> REQUIREMENT
Every line below should be given again without alteration.

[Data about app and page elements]
———

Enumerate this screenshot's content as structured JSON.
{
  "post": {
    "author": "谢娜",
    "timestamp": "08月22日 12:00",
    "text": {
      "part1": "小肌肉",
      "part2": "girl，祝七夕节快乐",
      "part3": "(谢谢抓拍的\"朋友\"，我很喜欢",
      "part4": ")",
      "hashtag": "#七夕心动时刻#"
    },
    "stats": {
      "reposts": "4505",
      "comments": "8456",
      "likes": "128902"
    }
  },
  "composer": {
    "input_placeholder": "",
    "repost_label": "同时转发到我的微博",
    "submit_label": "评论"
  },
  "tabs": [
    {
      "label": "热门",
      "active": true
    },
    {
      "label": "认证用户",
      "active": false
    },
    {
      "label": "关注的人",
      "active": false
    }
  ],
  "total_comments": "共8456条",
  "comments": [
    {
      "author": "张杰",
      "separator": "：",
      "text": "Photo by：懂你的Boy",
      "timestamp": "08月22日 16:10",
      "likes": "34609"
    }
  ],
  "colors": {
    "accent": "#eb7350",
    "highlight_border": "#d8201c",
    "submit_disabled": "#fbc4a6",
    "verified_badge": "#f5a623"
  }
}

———

> WRITTEN ANSWER
Enumerate this screenshot's content as structured JSON.
{
  "post": {
    "author": "谢娜",
    "timestamp": "08月22日 12:00",
    "text": {
      "part1": "小肌肉",
      "part2": "girl，祝七夕节快乐",
      "part3": "(谢谢抓拍的\"朋友\"，我很喜欢",
      "part4": ")",
      "hashtag": "#七夕心动时刻#"
    },
    "stats": {
      "reposts": "4505",
      "comments": "8456",
      "likes": "128902"
    }
  },
  "composer": {
    "input_placeholder": "",
    "repost_label": "同时转发到我的微博",
    "submit_label": "评论"
  },
  "tabs": [
    {
      "label": "热门",
      "active": true
    },
    {
      "label": "认证用户",
      "active": false
    },
    {
      "label": "关注的人",
      "active": false
    }
  ],
  "total_comments": "共8456条",
  "comments": [
    {
      "author": "张杰",
      "separator": "：",
      "text": "Photo by：懂你的Boy",
      "timestamp": "08月22日 16:10",
      "likes": "34609"
    }
  ],
  "colors": {
    "accent": "#eb7350",
    "highlight_border": "#d8201c",
    "submit_disabled": "#fbc4a6",
    "verified_badge": "#f5a623"
  }
}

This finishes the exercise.